COLUMBUS, OH -- Ohio Department of Natural Resources (ODNR) biologists report finding a variety of mussels in the Big Darby Creek State and National Scenic River during monitoring programs conducted last summer and fall.
Biologists with ODNR's Division of Natural Areas & Preserves examined three Big Darby sites, including one downstream of Hellbranch Run in western Franklin County. Overall, the division documented more than 23 species of mussels.
"Because freshwater mussels spend most of their lives, up to 20-30 years, embedded in streams and impoundments, they are excellent indicators of water and habitat quality," said ODNR Division of Natural Areas & Preserves Chief Stu Lewis. "Finding a variety of healthy mussels in Big Darby Creek, downstream of Hellbranch Run, indicates that the Hellbranch is providing a measure of protection to the Big Darby Scenic River."
ODNR's Division of Wildlife also conducted a mussel survey last year, through its endangered species tax checkoff grant program, focusing on the lower 20 miles of Big Darby Creek. They recorded a total of 27 mussel species living in the creek.
"Rooftops, roads, parking lots, driveways and sidewalks that replace natural forests, meadows and farmland lead to sediment being carried by runoff into the Big Darby watershed," said Bob Gable, ODNR scenic rivers administrator. "Such runoff into river tributaries, such as the Hellbranch Run, can cause negative changes to the stream's habitat, water quality and biodiversity.

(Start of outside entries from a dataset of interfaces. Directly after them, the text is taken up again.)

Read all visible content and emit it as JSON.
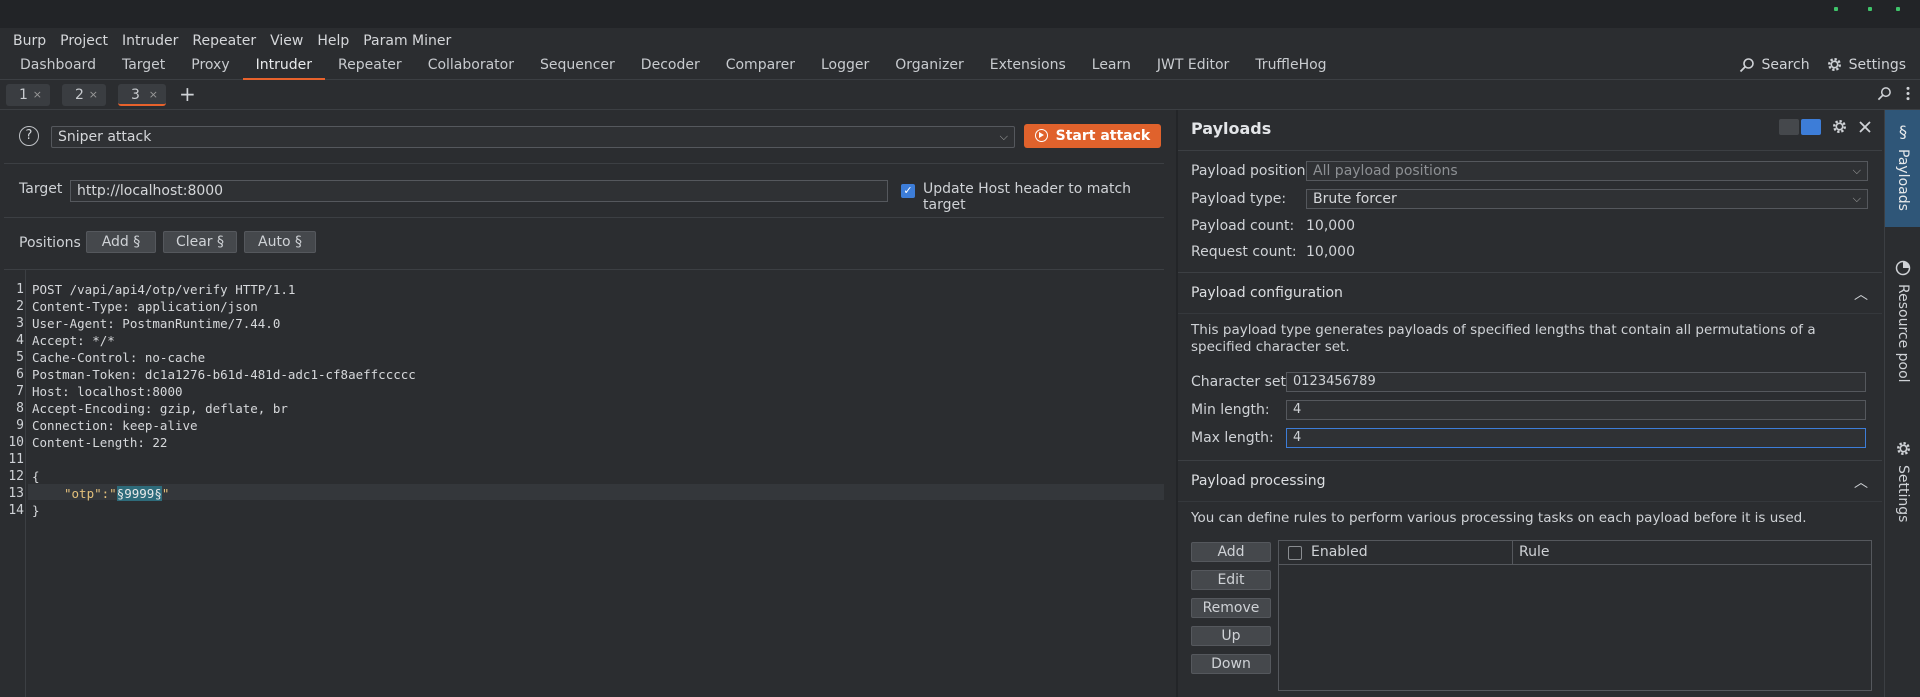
{
  "menu": [
    "Burp",
    "Project",
    "Intruder",
    "Repeater",
    "View",
    "Help",
    "Param Miner"
  ],
  "main_tabs": [
    "Dashboard",
    "Target",
    "Proxy",
    "Intruder",
    "Repeater",
    "Collaborator",
    "Sequencer",
    "Decoder",
    "Comparer",
    "Logger",
    "Organizer",
    "Extensions",
    "Learn",
    "JWT Editor",
    "TruffleHog"
  ],
  "active_main_tab": "Intruder",
  "toolbar": {
    "search_label": "Search",
    "settings_label": "Settings"
  },
  "sub_tabs": [
    {
      "label": "1",
      "close": "×"
    },
    {
      "label": "2",
      "close": "×"
    },
    {
      "label": "3",
      "close": "×"
    }
  ],
  "add_tab_label": "+",
  "attack": {
    "help_label": "?",
    "type": "Sniper attack",
    "start_label": "Start attack"
  },
  "target": {
    "label": "Target",
    "value": "http://localhost:8000",
    "update_host_label": "Update Host header to match target",
    "update_host_checked": true
  },
  "positions": {
    "label": "Positions",
    "add_label": "Add §",
    "clear_label": "Clear §",
    "auto_label": "Auto §"
  },
  "request_lines": [
    "POST /vapi/api4/otp/verify HTTP/1.1",
    "Content-Type: application/json",
    "User-Agent: PostmanRuntime/7.44.0",
    "Accept: */*",
    "Cache-Control: no-cache",
    "Postman-Token: dc1a1276-b61d-481d-adc1-cf8aeffccccc",
    "Host: localhost:8000",
    "Accept-Encoding: gzip, deflate, br",
    "Connection: keep-alive",
    "Content-Length: 22",
    "",
    "{",
    "",
    "}"
  ],
  "line_numbers": [
    "1",
    "2",
    "3",
    "4",
    "5",
    "6",
    "7",
    "8",
    "9",
    "10",
    "11",
    "12",
    "13",
    "14"
  ],
  "body_line": {
    "key": "\"otp\":",
    "quote_open": "\"",
    "payload": "§9999§",
    "quote_close": "\""
  },
  "payloads": {
    "title": "Payloads",
    "position_label": "Payload position:",
    "position_value": "All payload positions",
    "type_label": "Payload type:",
    "type_value": "Brute forcer",
    "count_label": "Payload count:",
    "count_value": "10,000",
    "request_count_label": "Request count:",
    "request_count_value": "10,000"
  },
  "config": {
    "title": "Payload configuration",
    "description": "This payload type generates payloads of specified lengths that contain all permutations of a specified character set.",
    "charset_label": "Character set:",
    "charset_value": "0123456789",
    "min_label": "Min length:",
    "min_value": "4",
    "max_label": "Max length:",
    "max_value": "4"
  },
  "processing": {
    "title": "Payload processing",
    "description": "You can define rules to perform various processing tasks on each payload before it is used.",
    "buttons": [
      "Add",
      "Edit",
      "Remove",
      "Up",
      "Down"
    ],
    "col_enabled": "Enabled",
    "col_rule": "Rule"
  },
  "sidebar": [
    "Payloads",
    "Resource pool",
    "Settings"
  ],
  "colors": {
    "accent": "#e8622c",
    "blue": "#3d7dd8",
    "payload_highlight": "#2e6b7a"
  }
}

Also, increased storm water runoff increases water levels, the speed of water flow, erosion, flooding and property damage."
Currently, ODNR biologists are working with officials from Franklin County, the City of Columbus, surrounding suburbs, local soil and water conservation districts and private landowners to help develop and implement policies that will help protect the health of Big Darby Creek State and National Scenic River.
Efforts that can help protect this unique habitat include: improved stormwater retention; filter strips around construction projects and the establishment of forested buffer zones along Big Darby Creek and its tributaries.
The ODNR Division of Wildlife also mailed more than 500 copies of the newly published educational book, A Guide To Ohio Streams, to landowners along Big and Little Darby Creeks.
ODNR biologists will continue their sampling efforts and habitat restoration efforts into 2001 to further monitor the health of Big Darby Creek watershed. Eighty-two miles of the Big Darby Creek and its major tributary were designated as state scenic rivers in 1984 and as a national scenic river in 1994. The Darby Creek watershed covers an area of 556 square miles and is home to more than 80 species of fish and more than 33 species of freshwater mollusks.
ODNR's Division of Natural Areas & Preserves manages a system of 123 state natural areas and nature preserves in Ohio, as well as a system of 20 state scenic river segments.